Martin Scorsese has explained why he doesn’t like the label “indie film”.
The director, who on Wednesday (September 27) was promoting the release of his new movie Killers Of The Flower Moon at its New York City premiere, said in an interview that the term is unhelpful because it “pigeonholes” people’s work.
“The thing about it is, it would be great to see not only blockbusters on a big screen, franchises on a big screen, but also what they consider now ‘indie films’. I don’t like that title,” Scorsese told IndieWire.
“I think that categorises, pigeonholes. I think they’re films for everyone, and I would love to see a support from theatres, particularly, which would make it possible for people to want to come to a theatre to see a film that isn’t necessarily a blockbuster that needs a giant screen.”
He continued: “I’m glad that it’s on a giant screen, but otherwise the theatres will only become for films that are action films. That’s all I’m concerned about.”
The screenwriter and director, who has helmed award-winning films including Taxi Driver (1976), Goodfellas and The Irishman (2019), has been vocal about his worries for the future of cinema and corporate strangulation of creativity.
The legendary filmmaker conceded in an interview with Empire that the comic book movies, which include the Avengers and the Spider-Man series, are “well made”. But he added that he isn’t a fan: “I don’t see them. I tried, you know? But that’s not cinema.”
More recently, Scorsese discussed the impact of comic book films and franchises on cinema culture, encouraging filmmakers and audiences to “fight back” against it.
“The danger there is what it’s doing to our culture,” Scorsese told GQ about the glut of comic book movies in cinemas. “Because there are going to be generations now that think movies are only those – that’s what movies are.”

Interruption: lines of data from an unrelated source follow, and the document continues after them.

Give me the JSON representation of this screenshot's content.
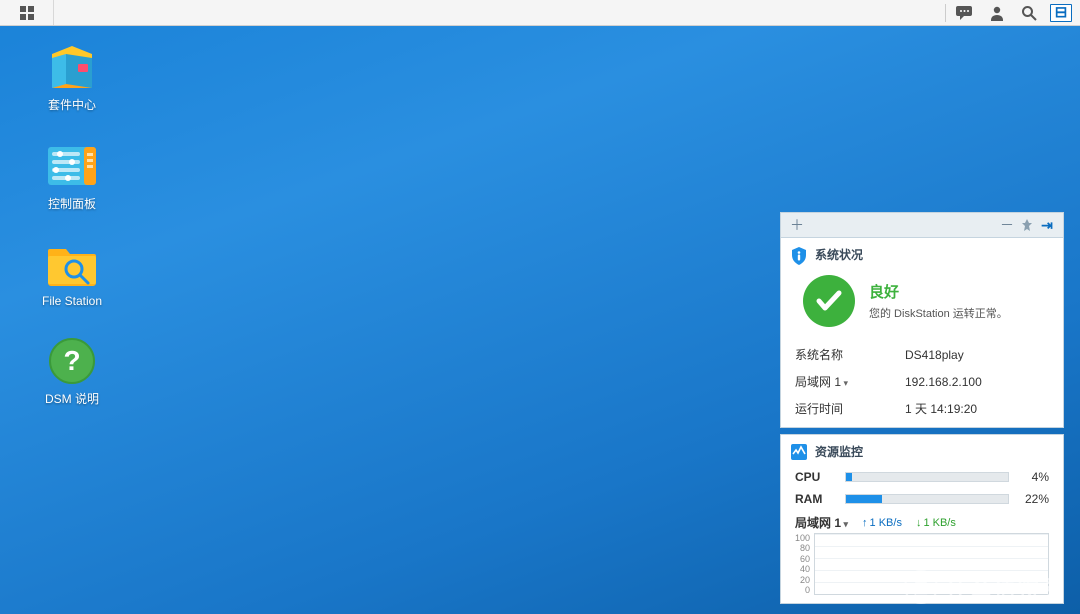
{
  "desktop": {
    "icons": [
      {
        "label": "套件中心"
      },
      {
        "label": "控制面板"
      },
      {
        "label": "File Station"
      },
      {
        "label": "DSM 说明"
      }
    ]
  },
  "widget": {
    "status": {
      "title": "系统状况",
      "status_word": "良好",
      "status_sub": "您的 DiskStation 运转正常。",
      "rows": {
        "name_label": "系统名称",
        "name_value": "DS418play",
        "lan_label": "局域网 1",
        "lan_value": "192.168.2.100",
        "uptime_label": "运行时间",
        "uptime_value": "1 天 14:19:20"
      }
    },
    "resource": {
      "title": "资源监控",
      "cpu_label": "CPU",
      "cpu_pct": "4%",
      "cpu_fill": 4,
      "ram_label": "RAM",
      "ram_pct": "22%",
      "ram_fill": 22,
      "net_label": "局域网 1",
      "net_up": "1 KB/s",
      "net_down": "1 KB/s",
      "y_ticks": [
        "100",
        "80",
        "60",
        "40",
        "20",
        "0"
      ]
    }
  },
  "watermark": "什么值得买"
}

When the interviewer proposed many people already think that way, Scorsese agreed, adding: “They already think that. Which means that we have to then fight back stronger. And it’s got to come from the grassroots level.”